Carroll signed the engraving on August 2, 1826 to commemorate the 50th anniversary the Declaration of Independence was signed. This printing is displayed alongside two rare letters by John Hancock (1776), and John Quincy Adams (1832). The items on display are those on loan to the Museum by the Norcross family.
“We are grateful to the Norcross family for their generosity in loaning to us these incredible treasures which serve as a reminder that we have been marking the anniversary of the Declaration of Independence since the lifetime of the signers themselves,” said Dr. R. Scott Stephenson, President and CEO of the Museum. “As we approach the Declaration’s 250th anniversary in 2026, we embrace the opportunity for celebration of the progress we have made and reflection on the unfinished work of ensuring that the promise of the American Revolution endures.”
The Declaration Printing, engraved William J. Stone’s engraving is the closest that visitors can get to the American Declaration of Independence right after its founders signed it, in 1776. The original Declaration, which is now held by the National Archives in Washington, D.C., with the founders’ signatures is badly faded and parts of it are illegible. John Quincy Adams, the Secretary of State, hired Stone in 1820 to make this near-duplicate. This was done to preserve the already damaged original. Stone took three years to create this copy. During that time, he kept the original Declaration at his shop. Stone’s engravings were used to make all subsequent copies of the Declaration.
Charles Carroll of Carrollton in Maryland, the last living signer of The Declaration of Independence owned this example of the Stone engraving. In a note on the bottom left, Carroll presented the engraving to a friend and signed it “exactly half a century after having affixed his name to the original.”
On display is a copy of a letter that John Quincy Adams wrote to W.B. Barney, November 19, 1832. Following Charles Carroll’s death on November 14, 1832, former President John Quincy Adams – son of another signer of the Declaration, John Adams – wrote a letter declining an invitation to join Carroll’s funeral procession that he had received from the Maryland chapter of The Society of the Cincinnati, a hereditary organization of Continental Army officers and their descendants.
On display is a letter from John Hancock dated July 8,1776. Hancock ordered the first printing on the same day that the Declaration of Independence was read in public for the first time at Philadelphia. Hancock was fulfilling his duties as the president of the Continental Congress. This role justified his famously large signature on the Declaration of Independence.

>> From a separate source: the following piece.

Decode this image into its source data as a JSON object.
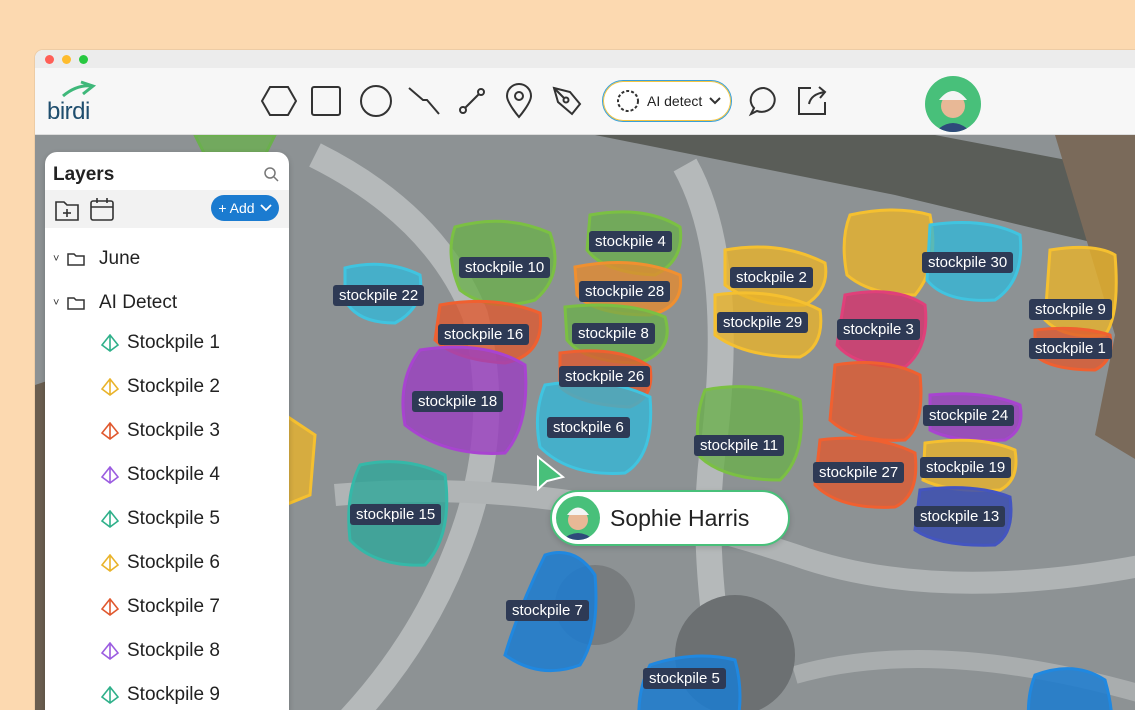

In the letter, he announces that “Congress have judged it necessary to dissolve all Connection between Great Britain and the American Colonies; and to declare them free and independent states, you will perceive by the enclosed Declaration.”